> _Task to carry out_:
Scan the entries for lines with "content" and say how many there are, with nothing more.

> _Source material_:
┌──

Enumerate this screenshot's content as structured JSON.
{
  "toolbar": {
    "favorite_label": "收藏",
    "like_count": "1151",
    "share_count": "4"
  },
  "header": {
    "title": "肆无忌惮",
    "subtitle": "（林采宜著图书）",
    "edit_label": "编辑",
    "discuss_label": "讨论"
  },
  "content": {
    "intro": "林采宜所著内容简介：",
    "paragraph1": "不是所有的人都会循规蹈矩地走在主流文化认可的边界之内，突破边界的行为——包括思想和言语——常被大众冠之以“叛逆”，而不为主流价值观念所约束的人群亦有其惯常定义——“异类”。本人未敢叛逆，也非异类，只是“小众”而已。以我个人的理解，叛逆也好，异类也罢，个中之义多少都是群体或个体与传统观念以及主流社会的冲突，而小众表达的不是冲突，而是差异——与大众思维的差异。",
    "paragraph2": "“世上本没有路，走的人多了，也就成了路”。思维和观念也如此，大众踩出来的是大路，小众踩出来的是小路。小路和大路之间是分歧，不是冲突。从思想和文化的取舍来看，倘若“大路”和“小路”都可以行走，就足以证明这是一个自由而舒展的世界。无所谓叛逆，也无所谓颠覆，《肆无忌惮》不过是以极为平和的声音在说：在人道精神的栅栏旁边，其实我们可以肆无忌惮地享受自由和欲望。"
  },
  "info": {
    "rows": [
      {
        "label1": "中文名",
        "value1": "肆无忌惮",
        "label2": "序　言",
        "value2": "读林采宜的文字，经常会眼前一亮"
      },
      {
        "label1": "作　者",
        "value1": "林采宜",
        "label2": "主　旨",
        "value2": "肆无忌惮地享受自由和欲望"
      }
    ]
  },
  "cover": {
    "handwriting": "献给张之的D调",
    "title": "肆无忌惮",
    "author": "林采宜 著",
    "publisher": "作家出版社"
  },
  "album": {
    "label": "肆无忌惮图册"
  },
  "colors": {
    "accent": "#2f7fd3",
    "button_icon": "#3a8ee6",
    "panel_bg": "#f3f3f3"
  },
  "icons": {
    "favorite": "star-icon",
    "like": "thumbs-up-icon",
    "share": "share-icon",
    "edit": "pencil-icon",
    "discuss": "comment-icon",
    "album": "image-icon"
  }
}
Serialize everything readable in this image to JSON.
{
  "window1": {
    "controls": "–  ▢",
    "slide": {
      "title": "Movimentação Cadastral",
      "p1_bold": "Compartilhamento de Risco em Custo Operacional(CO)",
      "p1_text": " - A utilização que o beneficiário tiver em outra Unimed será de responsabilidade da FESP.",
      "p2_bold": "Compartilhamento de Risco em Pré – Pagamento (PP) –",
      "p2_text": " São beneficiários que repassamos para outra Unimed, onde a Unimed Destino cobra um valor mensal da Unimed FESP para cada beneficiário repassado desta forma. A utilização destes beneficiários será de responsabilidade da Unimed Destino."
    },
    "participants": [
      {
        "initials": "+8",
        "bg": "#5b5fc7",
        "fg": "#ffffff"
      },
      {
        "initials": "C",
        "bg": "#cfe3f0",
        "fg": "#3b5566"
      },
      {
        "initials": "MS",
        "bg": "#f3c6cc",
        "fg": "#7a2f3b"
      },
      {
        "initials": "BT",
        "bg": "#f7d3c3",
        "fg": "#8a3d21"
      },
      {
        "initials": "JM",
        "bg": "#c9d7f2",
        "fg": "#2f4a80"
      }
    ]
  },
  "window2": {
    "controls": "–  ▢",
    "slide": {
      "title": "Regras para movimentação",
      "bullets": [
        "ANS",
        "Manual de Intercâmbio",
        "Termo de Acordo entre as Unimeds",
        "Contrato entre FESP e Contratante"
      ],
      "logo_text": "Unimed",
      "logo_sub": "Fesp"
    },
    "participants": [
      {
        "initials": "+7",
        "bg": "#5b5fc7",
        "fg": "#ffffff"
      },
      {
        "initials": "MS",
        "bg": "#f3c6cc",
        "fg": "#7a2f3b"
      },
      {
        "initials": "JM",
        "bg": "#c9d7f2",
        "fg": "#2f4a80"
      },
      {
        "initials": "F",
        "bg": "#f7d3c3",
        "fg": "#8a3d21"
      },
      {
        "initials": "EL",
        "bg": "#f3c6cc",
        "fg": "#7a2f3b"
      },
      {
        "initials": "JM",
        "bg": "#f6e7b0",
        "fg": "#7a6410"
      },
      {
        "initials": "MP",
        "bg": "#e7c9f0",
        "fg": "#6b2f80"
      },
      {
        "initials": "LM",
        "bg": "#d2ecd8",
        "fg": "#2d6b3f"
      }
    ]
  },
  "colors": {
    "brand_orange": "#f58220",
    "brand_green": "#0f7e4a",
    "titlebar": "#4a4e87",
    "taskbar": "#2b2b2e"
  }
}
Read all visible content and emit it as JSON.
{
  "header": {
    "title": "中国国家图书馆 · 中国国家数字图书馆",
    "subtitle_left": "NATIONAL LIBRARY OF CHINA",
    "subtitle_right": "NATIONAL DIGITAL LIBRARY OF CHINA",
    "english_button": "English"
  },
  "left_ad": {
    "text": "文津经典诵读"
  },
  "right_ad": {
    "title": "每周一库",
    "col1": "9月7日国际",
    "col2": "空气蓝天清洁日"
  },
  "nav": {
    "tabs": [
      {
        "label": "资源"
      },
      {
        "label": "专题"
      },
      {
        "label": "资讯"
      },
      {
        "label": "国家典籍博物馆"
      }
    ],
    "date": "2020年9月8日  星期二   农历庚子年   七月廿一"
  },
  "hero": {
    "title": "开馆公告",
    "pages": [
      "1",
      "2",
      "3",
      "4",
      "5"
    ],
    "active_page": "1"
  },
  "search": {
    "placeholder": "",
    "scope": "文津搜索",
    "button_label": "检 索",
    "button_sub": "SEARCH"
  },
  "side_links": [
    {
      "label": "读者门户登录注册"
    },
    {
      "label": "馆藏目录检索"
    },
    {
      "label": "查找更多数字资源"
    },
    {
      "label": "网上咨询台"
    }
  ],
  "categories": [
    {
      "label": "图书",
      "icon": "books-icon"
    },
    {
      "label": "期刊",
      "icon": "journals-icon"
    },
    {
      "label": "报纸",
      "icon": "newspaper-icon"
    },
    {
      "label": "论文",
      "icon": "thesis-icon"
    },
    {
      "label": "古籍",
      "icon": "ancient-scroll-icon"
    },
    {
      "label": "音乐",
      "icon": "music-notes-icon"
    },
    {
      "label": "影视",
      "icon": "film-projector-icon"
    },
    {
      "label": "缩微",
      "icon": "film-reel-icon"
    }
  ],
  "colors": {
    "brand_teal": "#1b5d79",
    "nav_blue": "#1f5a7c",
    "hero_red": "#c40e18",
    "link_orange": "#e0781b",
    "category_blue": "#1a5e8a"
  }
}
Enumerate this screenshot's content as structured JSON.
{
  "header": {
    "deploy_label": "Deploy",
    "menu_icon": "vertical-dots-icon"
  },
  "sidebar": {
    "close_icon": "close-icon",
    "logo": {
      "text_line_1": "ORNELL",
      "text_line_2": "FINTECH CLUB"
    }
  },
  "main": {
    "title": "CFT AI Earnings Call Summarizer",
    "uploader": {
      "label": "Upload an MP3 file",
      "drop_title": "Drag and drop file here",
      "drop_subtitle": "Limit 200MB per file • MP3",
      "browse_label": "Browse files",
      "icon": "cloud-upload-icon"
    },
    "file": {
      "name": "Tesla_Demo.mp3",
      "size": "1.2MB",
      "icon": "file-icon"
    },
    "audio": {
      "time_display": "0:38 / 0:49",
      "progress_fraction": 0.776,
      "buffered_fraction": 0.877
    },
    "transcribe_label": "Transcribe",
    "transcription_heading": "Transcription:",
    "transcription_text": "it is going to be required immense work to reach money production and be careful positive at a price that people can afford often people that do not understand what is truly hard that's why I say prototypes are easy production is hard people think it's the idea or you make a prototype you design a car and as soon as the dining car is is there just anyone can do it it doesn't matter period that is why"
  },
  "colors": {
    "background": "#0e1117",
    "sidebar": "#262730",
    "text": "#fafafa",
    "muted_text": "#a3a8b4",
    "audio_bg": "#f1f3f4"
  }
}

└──

> _Response area_:
4